▶ [Information given]
########################################

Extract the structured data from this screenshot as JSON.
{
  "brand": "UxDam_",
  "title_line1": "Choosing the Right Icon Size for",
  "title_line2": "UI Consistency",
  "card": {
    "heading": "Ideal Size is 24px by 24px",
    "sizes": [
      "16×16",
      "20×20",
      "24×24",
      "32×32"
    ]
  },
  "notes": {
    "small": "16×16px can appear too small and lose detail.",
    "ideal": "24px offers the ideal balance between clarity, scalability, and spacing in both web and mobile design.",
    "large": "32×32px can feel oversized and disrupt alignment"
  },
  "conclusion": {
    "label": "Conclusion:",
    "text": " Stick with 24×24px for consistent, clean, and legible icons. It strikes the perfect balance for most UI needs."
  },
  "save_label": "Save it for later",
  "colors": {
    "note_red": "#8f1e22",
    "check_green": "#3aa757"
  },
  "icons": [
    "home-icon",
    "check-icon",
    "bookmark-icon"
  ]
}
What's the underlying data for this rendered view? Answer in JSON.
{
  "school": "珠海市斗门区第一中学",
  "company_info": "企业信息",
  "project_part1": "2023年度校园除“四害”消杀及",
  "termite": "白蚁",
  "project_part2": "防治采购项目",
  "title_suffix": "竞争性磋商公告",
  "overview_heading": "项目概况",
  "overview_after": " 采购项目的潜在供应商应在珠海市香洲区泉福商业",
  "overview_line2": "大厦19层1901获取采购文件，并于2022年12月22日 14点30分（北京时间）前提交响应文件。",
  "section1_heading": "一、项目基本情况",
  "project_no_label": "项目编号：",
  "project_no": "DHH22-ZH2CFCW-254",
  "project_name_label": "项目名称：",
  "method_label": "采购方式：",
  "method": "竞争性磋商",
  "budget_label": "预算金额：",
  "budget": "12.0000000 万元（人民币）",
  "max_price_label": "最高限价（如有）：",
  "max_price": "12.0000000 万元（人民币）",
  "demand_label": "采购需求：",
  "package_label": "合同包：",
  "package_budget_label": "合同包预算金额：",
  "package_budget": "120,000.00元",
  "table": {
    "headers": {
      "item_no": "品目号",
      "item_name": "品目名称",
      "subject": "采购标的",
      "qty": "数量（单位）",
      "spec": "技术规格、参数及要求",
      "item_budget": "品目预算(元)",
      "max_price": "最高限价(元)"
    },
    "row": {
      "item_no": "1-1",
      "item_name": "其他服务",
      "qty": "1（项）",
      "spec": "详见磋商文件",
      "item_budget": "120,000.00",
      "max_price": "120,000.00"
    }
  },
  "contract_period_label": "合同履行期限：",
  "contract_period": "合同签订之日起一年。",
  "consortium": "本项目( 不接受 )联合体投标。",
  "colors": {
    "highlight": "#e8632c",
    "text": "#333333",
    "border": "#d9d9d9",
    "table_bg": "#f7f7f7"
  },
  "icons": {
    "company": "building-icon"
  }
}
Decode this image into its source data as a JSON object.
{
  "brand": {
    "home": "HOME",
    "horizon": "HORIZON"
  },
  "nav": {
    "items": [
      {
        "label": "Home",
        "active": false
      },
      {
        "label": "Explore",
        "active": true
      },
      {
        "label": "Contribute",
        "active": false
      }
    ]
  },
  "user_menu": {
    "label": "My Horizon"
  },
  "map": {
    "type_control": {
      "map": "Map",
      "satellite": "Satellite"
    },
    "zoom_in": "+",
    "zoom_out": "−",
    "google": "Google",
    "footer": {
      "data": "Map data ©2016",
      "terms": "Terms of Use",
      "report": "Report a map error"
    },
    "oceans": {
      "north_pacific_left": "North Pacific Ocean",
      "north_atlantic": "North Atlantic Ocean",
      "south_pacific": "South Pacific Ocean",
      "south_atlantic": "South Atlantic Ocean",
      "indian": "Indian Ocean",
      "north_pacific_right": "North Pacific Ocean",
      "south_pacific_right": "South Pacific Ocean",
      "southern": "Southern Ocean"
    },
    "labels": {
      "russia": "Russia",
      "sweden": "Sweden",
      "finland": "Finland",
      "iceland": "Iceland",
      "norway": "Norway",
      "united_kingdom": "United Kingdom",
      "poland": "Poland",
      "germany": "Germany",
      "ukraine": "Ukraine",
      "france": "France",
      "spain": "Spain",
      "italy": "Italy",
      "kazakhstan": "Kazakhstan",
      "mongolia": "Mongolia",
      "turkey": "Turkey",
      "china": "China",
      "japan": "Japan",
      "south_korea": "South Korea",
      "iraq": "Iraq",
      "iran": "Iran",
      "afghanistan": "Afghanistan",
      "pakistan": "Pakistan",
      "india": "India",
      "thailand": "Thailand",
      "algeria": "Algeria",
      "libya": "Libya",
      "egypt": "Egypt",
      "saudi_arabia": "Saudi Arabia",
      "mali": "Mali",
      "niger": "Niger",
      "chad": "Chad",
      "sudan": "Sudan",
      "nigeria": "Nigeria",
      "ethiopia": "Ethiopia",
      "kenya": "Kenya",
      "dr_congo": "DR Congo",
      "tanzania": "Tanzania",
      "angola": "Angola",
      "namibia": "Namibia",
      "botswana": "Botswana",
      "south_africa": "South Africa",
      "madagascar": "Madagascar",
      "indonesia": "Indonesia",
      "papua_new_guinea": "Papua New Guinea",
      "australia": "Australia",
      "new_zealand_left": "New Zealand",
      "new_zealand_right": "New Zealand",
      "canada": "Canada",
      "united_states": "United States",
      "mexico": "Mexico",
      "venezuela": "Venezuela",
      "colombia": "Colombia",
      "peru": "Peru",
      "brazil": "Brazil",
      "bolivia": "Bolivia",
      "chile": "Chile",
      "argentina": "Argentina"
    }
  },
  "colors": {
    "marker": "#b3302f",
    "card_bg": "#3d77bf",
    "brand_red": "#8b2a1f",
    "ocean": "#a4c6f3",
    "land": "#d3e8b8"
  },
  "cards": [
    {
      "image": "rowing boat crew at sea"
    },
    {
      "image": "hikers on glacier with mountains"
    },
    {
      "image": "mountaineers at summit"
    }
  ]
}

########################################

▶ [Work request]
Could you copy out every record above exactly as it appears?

▶ [Response]
Extract the structured data from this screenshot as JSON.
{
  "brand": "UxDam_",
  "title_line1": "Choosing the Right Icon Size for",
  "title_line2": "UI Consistency",
  "card": {
    "heading": "Ideal Size is 24px by 24px",
    "sizes": [
      "16×16",
      "20×20",
      "24×24",
      "32×32"
    ]
  },
  "notes": {
    "small": "16×16px can appear too small and lose detail.",
    "ideal": "24px offers the ideal balance between clarity, scalability, and spacing in both web and mobile design.",
    "large": "32×32px can feel oversized and disrupt alignment"
  },
  "conclusion": {
    "label": "Conclusion:",
    "text": " Stick with 24×24px for consistent, clean, and legible icons. It strikes the perfect balance for most UI needs."
  },
  "save_label": "Save it for later",
  "colors": {
    "note_red": "#8f1e22",
    "check_green": "#3aa757"
  },
  "icons": [
    "home-icon",
    "check-icon",
    "bookmark-icon"
  ]
}
What's the underlying data for this rendered view? Answer in JSON.
{
  "school": "珠海市斗门区第一中学",
  "company_info": "企业信息",
  "project_part1": "2023年度校园除“四害”消杀及",
  "termite": "白蚁",
  "project_part2": "防治采购项目",
  "title_suffix": "竞争性磋商公告",
  "overview_heading": "项目概况",
  "overview_after": " 采购项目的潜在供应商应在珠海市香洲区泉福商业",
  "overview_line2": "大厦19层1901获取采购文件，并于2022年12月22日 14点30分（北京时间）前提交响应文件。",
  "section1_heading": "一、项目基本情况",
  "project_no_label": "项目编号：",
  "project_no": "DHH22-ZH2CFCW-254",
  "project_name_label": "项目名称：",
  "method_label": "采购方式：",
  "method": "竞争性磋商",
  "budget_label": "预算金额：",
  "budget": "12.0000000 万元（人民币）",
  "max_price_label": "最高限价（如有）：",
  "max_price": "12.0000000 万元（人民币）",
  "demand_label": "采购需求：",
  "package_label": "合同包：",
  "package_budget_label": "合同包预算金额：",
  "package_budget": "120,000.00元",
  "table": {
    "headers": {
      "item_no": "品目号",
      "item_name": "品目名称",
      "subject": "采购标的",
      "qty": "数量（单位）",
      "spec": "技术规格、参数及要求",
      "item_budget": "品目预算(元)",
      "max_price": "最高限价(元)"
    },
    "row": {
      "item_no": "1-1",
      "item_name": "其他服务",
      "qty": "1（项）",
      "spec": "详见磋商文件",
      "item_budget": "120,000.00",
      "max_price": "120,000.00"
    }
  },
  "contract_period_label": "合同履行期限：",
  "contract_period": "合同签订之日起一年。",
  "consortium": "本项目( 不接受 )联合体投标。",
  "colors": {
    "highlight": "#e8632c",
    "text": "#333333",
    "border": "#d9d9d9",
    "table_bg": "#f7f7f7"
  },
  "icons": {
    "company": "building-icon"
  }
}
Decode this image into its source data as a JSON object.
{
  "brand": {
    "home": "HOME",
    "horizon": "HORIZON"
  },
  "nav": {
    "items": [
      {
        "label": "Home",
        "active": false
      },
      {
        "label": "Explore",
        "active": true
      },
      {
        "label": "Contribute",
        "active": false
      }
    ]
  },
  "user_menu": {
    "label": "My Horizon"
  },
  "map": {
    "type_control": {
      "map": "Map",
      "satellite": "Satellite"
    },
    "zoom_in": "+",
    "zoom_out": "−",
    "google": "Google",
    "footer": {
      "data": "Map data ©2016",
      "terms": "Terms of Use",
      "report": "Report a map error"
    },
    "oceans": {
      "north_pacific_left": "North Pacific Ocean",
      "north_atlantic": "North Atlantic Ocean",
      "south_pacific": "South Pacific Ocean",
      "south_atlantic": "South Atlantic Ocean",
      "indian": "Indian Ocean",
      "north_pacific_right": "North Pacific Ocean",
      "south_pacific_right": "South Pacific Ocean",
      "southern": "Southern Ocean"
    },
    "labels": {
      "russia": "Russia",
      "sweden": "Sweden",
      "finland": "Finland",
      "iceland": "Iceland",
      "norway": "Norway",
      "united_kingdom": "United Kingdom",
      "poland": "Poland",
      "germany": "Germany",
      "ukraine": "Ukraine",
      "france": "France",
      "spain": "Spain",
      "italy": "Italy",
      "kazakhstan": "Kazakhstan",
      "mongolia": "Mongolia",
      "turkey": "Turkey",
      "china": "China",
      "japan": "Japan",
      "south_korea": "South Korea",
      "iraq": "Iraq",
      "iran": "Iran",
      "afghanistan": "Afghanistan",
      "pakistan": "Pakistan",
      "india": "India",
      "thailand": "Thailand",
      "algeria": "Algeria",
      "libya": "Libya",
      "egypt": "Egypt",
      "saudi_arabia": "Saudi Arabia",
      "mali": "Mali",
      "niger": "Niger",
      "chad": "Chad",
      "sudan": "Sudan",
      "nigeria": "Nigeria",
      "ethiopia": "Ethiopia",
      "kenya": "Kenya",
      "dr_congo": "DR Congo",
      "tanzania": "Tanzania",
      "angola": "Angola",
      "namibia": "Namibia",
      "botswana": "Botswana",
      "south_africa": "South Africa",
      "madagascar": "Madagascar",
      "indonesia": "Indonesia",
      "papua_new_guinea": "Papua New Guinea",
      "australia": "Australia",
      "new_zealand_left": "New Zealand",
      "new_zealand_right": "New Zealand",
      "canada": "Canada",
      "united_states": "United States",
      "mexico": "Mexico",
      "venezuela": "Venezuela",
      "colombia": "Colombia",
      "peru": "Peru",
      "brazil": "Brazil",
      "bolivia": "Bolivia",
      "chile": "Chile",
      "argentina": "Argentina"
    }
  },
  "colors": {
    "marker": "#b3302f",
    "card_bg": "#3d77bf",
    "brand_red": "#8b2a1f",
    "ocean": "#a4c6f3",
    "land": "#d3e8b8"
  },
  "cards": [
    {
      "image": "rowing boat crew at sea"
    },
    {
      "image": "hikers on glacier with mountains"
    },
    {
      "image": "mountaineers at summit"
    }
  ]
}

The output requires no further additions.